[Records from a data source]

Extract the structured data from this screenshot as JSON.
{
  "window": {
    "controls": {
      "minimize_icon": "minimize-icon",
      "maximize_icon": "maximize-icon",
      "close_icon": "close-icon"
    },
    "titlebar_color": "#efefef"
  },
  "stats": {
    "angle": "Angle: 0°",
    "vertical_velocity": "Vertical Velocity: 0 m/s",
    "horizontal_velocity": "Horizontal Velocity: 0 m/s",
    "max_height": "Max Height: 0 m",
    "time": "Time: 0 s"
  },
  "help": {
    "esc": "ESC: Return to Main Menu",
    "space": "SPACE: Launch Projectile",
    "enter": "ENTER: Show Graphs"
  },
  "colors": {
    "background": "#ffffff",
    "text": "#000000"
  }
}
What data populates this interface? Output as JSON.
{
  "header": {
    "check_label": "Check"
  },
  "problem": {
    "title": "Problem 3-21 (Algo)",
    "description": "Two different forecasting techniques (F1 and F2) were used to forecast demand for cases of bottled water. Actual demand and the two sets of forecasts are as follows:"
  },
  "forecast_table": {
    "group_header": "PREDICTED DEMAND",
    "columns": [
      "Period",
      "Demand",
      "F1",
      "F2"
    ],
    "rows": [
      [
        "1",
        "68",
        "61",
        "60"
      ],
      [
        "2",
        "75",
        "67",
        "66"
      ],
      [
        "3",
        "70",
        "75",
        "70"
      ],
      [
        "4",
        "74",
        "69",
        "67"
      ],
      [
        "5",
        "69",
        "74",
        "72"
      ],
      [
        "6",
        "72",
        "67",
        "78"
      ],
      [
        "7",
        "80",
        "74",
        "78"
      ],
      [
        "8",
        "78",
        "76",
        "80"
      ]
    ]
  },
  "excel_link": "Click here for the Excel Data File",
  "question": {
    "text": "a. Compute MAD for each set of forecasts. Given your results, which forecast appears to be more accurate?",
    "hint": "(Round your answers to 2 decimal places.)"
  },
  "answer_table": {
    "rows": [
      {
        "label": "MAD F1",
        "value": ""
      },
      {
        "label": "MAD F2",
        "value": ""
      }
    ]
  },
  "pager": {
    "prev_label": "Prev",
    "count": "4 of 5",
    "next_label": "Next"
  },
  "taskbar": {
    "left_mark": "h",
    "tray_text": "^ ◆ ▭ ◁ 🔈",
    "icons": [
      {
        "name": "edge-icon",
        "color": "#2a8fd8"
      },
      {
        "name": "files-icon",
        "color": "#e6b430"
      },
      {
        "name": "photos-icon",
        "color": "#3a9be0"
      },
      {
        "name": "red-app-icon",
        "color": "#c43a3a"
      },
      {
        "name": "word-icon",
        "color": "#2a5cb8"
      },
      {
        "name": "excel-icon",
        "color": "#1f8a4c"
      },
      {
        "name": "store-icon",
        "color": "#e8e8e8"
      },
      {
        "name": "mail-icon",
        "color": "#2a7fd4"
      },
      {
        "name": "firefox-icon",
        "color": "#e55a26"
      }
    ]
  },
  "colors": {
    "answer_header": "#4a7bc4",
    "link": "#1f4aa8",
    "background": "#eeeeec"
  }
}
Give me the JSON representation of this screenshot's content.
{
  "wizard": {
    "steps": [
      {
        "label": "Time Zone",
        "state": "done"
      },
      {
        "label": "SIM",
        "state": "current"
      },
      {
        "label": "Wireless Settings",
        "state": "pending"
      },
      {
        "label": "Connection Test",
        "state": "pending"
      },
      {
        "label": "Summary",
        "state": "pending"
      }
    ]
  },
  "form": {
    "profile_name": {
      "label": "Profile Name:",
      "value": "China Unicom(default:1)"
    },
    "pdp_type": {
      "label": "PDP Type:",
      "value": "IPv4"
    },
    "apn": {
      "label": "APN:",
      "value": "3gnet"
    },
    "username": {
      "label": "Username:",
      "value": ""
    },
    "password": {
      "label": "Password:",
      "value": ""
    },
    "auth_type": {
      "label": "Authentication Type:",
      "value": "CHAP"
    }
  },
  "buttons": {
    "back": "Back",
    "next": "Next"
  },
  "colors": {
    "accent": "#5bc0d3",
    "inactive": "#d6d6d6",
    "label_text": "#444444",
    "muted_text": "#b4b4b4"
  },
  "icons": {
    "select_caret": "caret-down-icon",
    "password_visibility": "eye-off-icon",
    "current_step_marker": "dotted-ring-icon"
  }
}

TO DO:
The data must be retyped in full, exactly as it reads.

WORKED SOLUTION:
Extract the structured data from this screenshot as JSON.
{
  "window": {
    "controls": {
      "minimize_icon": "minimize-icon",
      "maximize_icon": "maximize-icon",
      "close_icon": "close-icon"
    },
    "titlebar_color": "#efefef"
  },
  "stats": {
    "angle": "Angle: 0°",
    "vertical_velocity": "Vertical Velocity: 0 m/s",
    "horizontal_velocity": "Horizontal Velocity: 0 m/s",
    "max_height": "Max Height: 0 m",
    "time": "Time: 0 s"
  },
  "help": {
    "esc": "ESC: Return to Main Menu",
    "space": "SPACE: Launch Projectile",
    "enter": "ENTER: Show Graphs"
  },
  "colors": {
    "background": "#ffffff",
    "text": "#000000"
  }
}
What data populates this interface? Output as JSON.
{
  "header": {
    "check_label": "Check"
  },
  "problem": {
    "title": "Problem 3-21 (Algo)",
    "description": "Two different forecasting techniques (F1 and F2) were used to forecast demand for cases of bottled water. Actual demand and the two sets of forecasts are as follows:"
  },
  "forecast_table": {
    "group_header": "PREDICTED DEMAND",
    "columns": [
      "Period",
      "Demand",
      "F1",
      "F2"
    ],
    "rows": [
      [
        "1",
        "68",
        "61",
        "60"
      ],
      [
        "2",
        "75",
        "67",
        "66"
      ],
      [
        "3",
        "70",
        "75",
        "70"
      ],
      [
        "4",
        "74",
        "69",
        "67"
      ],
      [
        "5",
        "69",
        "74",
        "72"
      ],
      [
        "6",
        "72",
        "67",
        "78"
      ],
      [
        "7",
        "80",
        "74",
        "78"
      ],
      [
        "8",
        "78",
        "76",
        "80"
      ]
    ]
  },
  "excel_link": "Click here for the Excel Data File",
  "question": {
    "text": "a. Compute MAD for each set of forecasts. Given your results, which forecast appears to be more accurate?",
    "hint": "(Round your answers to 2 decimal places.)"
  },
  "answer_table": {
    "rows": [
      {
        "label": "MAD F1",
        "value": ""
      },
      {
        "label": "MAD F2",
        "value": ""
      }
    ]
  },
  "pager": {
    "prev_label": "Prev",
    "count": "4 of 5",
    "next_label": "Next"
  },
  "taskbar": {
    "left_mark": "h",
    "tray_text": "^ ◆ ▭ ◁ 🔈",
    "icons": [
      {
        "name": "edge-icon",
        "color": "#2a8fd8"
      },
      {
        "name": "files-icon",
        "color": "#e6b430"
      },
      {
        "name": "photos-icon",
        "color": "#3a9be0"
      },
      {
        "name": "red-app-icon",
        "color": "#c43a3a"
      },
      {
        "name": "word-icon",
        "color": "#2a5cb8"
      },
      {
        "name": "excel-icon",
        "color": "#1f8a4c"
      },
      {
        "name": "store-icon",
        "color": "#e8e8e8"
      },
      {
        "name": "mail-icon",
        "color": "#2a7fd4"
      },
      {
        "name": "firefox-icon",
        "color": "#e55a26"
      }
    ]
  },
  "colors": {
    "answer_header": "#4a7bc4",
    "link": "#1f4aa8",
    "background": "#eeeeec"
  }
}
Give me the JSON representation of this screenshot's content.
{
  "wizard": {
    "steps": [
      {
        "label": "Time Zone",
        "state": "done"
      },
      {
        "label": "SIM",
        "state": "current"
      },
      {
        "label": "Wireless Settings",
        "state": "pending"
      },
      {
        "label": "Connection Test",
        "state": "pending"
      },
      {
        "label": "Summary",
        "state": "pending"
      }
    ]
  },
  "form": {
    "profile_name": {
      "label": "Profile Name:",
      "value": "China Unicom(default:1)"
    },
    "pdp_type": {
      "label": "PDP Type:",
      "value": "IPv4"
    },
    "apn": {
      "label": "APN:",
      "value": "3gnet"
    },
    "username": {
      "label": "Username:",
      "value": ""
    },
    "password": {
      "label": "Password:",
      "value": ""
    },
    "auth_type": {
      "label": "Authentication Type:",
      "value": "CHAP"
    }
  },
  "buttons": {
    "back": "Back",
    "next": "Next"
  },
  "colors": {
    "accent": "#5bc0d3",
    "inactive": "#d6d6d6",
    "label_text": "#444444",
    "muted_text": "#b4b4b4"
  },
  "icons": {
    "select_caret": "caret-down-icon",
    "password_visibility": "eye-off-icon",
    "current_step_marker": "dotted-ring-icon"
  }
}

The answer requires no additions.